    Sommer, 1984). Whether the complex, fluctuating oceanographicconditions that occur over large, basin-wide scales are linked to

    variation in diversity of natural, multi-species communities has

    not been explored.

    Here we take the first steps to describe and quantitatively

    compare the biological and ecological structure of coastal rocky-

    shore communities across three of the major EBC ecosystems

    (Benguela, Humboldt and California). To provide further insight

    into context-dependency and the degree to which interpretation

    should be limited to EBC ecosystems, our comparison also in-

    cludes a fourth region, New Zealand, which is not an EBC, but is

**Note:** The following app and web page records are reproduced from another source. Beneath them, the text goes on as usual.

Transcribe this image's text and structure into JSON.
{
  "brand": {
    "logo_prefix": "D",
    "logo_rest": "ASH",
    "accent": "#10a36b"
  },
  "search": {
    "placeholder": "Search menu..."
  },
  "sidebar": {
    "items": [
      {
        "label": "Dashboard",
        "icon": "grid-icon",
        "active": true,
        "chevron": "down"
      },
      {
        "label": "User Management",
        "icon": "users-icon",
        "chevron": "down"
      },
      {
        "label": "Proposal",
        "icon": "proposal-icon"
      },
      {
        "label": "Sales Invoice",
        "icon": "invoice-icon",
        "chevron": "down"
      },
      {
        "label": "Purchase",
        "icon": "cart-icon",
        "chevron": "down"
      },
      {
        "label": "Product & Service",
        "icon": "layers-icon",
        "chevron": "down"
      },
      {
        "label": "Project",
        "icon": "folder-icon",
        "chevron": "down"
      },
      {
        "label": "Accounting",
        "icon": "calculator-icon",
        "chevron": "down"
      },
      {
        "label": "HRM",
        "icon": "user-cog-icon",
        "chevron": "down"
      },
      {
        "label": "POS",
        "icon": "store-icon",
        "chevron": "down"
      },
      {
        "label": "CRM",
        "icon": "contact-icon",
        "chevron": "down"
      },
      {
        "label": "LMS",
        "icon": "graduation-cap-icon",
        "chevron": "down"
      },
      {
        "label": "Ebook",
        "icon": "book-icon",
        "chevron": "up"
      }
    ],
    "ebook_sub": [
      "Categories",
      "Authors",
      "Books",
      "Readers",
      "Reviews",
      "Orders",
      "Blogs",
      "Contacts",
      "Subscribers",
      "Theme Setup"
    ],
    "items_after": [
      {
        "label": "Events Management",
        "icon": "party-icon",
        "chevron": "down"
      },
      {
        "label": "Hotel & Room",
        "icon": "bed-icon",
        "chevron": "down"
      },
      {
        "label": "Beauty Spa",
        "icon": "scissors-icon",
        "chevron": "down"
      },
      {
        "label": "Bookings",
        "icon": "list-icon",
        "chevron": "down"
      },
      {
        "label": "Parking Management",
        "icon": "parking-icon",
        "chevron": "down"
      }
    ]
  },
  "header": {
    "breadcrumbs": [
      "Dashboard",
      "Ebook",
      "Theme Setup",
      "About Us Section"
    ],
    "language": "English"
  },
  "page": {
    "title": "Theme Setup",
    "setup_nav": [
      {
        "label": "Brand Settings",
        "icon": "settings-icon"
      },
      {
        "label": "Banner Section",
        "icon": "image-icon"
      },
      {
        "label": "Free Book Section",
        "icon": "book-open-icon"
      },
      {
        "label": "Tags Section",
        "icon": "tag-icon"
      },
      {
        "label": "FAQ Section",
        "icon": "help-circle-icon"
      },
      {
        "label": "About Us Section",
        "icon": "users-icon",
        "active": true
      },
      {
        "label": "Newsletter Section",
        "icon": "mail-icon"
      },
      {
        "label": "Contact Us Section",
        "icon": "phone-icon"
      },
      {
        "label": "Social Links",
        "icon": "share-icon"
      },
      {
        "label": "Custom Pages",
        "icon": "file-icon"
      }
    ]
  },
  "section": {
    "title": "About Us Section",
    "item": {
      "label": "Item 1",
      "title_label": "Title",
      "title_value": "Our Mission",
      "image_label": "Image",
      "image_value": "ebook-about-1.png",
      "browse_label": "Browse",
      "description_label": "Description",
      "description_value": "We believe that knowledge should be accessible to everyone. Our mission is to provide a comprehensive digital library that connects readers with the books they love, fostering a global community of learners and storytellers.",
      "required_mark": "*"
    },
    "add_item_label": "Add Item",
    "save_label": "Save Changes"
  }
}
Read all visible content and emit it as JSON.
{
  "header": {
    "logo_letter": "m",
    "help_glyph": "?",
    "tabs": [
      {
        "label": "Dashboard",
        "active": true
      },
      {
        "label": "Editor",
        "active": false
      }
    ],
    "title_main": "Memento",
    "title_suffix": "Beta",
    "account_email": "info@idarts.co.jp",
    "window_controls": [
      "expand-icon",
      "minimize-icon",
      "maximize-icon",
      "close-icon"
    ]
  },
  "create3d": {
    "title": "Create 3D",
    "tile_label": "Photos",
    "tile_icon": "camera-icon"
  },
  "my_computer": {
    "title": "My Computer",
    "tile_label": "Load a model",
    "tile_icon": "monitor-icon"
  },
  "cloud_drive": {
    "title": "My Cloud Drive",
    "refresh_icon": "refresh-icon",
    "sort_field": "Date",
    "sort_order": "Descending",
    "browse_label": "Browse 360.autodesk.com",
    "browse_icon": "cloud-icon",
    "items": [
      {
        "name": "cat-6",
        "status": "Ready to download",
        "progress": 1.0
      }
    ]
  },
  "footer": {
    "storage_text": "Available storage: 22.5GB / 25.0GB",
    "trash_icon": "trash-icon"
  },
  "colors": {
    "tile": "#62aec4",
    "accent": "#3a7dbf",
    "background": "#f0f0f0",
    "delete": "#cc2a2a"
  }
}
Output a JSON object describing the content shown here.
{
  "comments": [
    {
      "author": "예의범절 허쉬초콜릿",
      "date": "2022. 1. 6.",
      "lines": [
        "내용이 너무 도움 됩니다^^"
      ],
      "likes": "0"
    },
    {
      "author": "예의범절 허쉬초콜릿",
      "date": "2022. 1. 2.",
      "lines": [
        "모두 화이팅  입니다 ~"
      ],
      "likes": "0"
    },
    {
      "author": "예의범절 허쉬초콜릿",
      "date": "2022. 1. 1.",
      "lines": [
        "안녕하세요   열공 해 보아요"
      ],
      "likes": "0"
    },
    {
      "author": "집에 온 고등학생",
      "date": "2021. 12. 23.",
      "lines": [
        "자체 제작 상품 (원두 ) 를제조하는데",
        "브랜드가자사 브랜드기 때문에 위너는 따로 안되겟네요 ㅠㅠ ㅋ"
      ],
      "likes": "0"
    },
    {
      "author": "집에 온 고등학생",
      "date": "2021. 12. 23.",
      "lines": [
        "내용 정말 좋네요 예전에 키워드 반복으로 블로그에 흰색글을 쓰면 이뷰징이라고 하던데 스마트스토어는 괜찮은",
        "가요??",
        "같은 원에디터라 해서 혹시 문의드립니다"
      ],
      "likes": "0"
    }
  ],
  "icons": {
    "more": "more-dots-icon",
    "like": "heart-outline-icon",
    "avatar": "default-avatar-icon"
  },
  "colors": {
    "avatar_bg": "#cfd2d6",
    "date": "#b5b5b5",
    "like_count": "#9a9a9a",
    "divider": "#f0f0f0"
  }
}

    a temperate system spanning a similar latitudinal range that is af-

    fected by intermittent upwelling along parts of the coastline. Our

    focus on rocky intertidal ecosystems addresses the issue of

    whether, or to what degree, the high productivity of offshorewaters is reflected in intertidal habitats. Rocky intertidal systems

    are ideal for this type of comparison due to their high diversity

    and the great depth of knowledge about their structure and func-

    tion within each of these regions. Over the past several decades,

    research in these systems has led to the recognition of these

    coasts as among the best studied marine systems of the world

    (Schiel, 2004), and recently available spatially-extensive informa-

    tion make them ripe for comparison. Our focus is on broad-scale

    patterns and comparisons among, rather than within, regions. Be-

    cause global richness has been shown to be related to climate

    (Francis and Currie, 2003; Sanders, 1968) we expected climatically

    similar regions to have similar taxonomic richness. We also ex-

    pected differences in productivity among regions to influence tro-

    phic and functional structure and to scale with diversity ( Connelland Orias, 1964).

    2. Study regions

    2.1. Benguela

    The Benguela Current forms the eastern boundary of the South

    Atlantic subtropical gyre. Its sources include Indian and South

    Atlantic subtropical thermocline water, saline, low-oxygen tropical

    Atlantic water, and cooler, fresher deep water (Field and Shilling-ton, 2006; Shannon, 1985; Shannon and Nelson, 1986). The Bengu-

    ela ecosystem can be divided into Northern (Angola and Namibia)

    and Southern sub-systems (South Africa), separated by the perma-

    nent upwelling cell off Luderitz, which is the strongest in the

    world. Here we focus on the Southern Benguela system along the

    west coast of South Africa, from approximately 2934south lati-

    tude (seeFig. 1a).

    The intertidal flora and fauna of the west coast of South Africa

    are biogeographically distinct from South Africas south and east

    coast species (Bustamante and Branch, 1996; Sink et al., 2005).

    Emanuel et al. (1992) divided the West Coast of southern Africa

    into two separate cool-temperate provinces, the Namaqua and Na-

    mib provinces, with a division near Luderitz. On the basis of sea-

    weed flora, a third division is recognized on the southern portion

    of the Western Cape which is also reflected in the invertebrate fau-

    na (Emanuel et al., 1992). Recently,Wieters (2006)documented a

    sharp discontinuity in patterns of intertidal functional group bio-

    mass at about 3132S latitude. This break is consistent for

    wave-exposed and sheltered environments and is not easily ex-

    plained by changes in species composition. On local scales, the

    main patterns of zonation and processes regulating community

    structure are summarized in the review by Branch and Griffiths

    (1988).

    2.2. California

    The California Current System (CCS) is the eastern boundary

    current of the North Pacific. Its northern extent is marked by thesouthward bran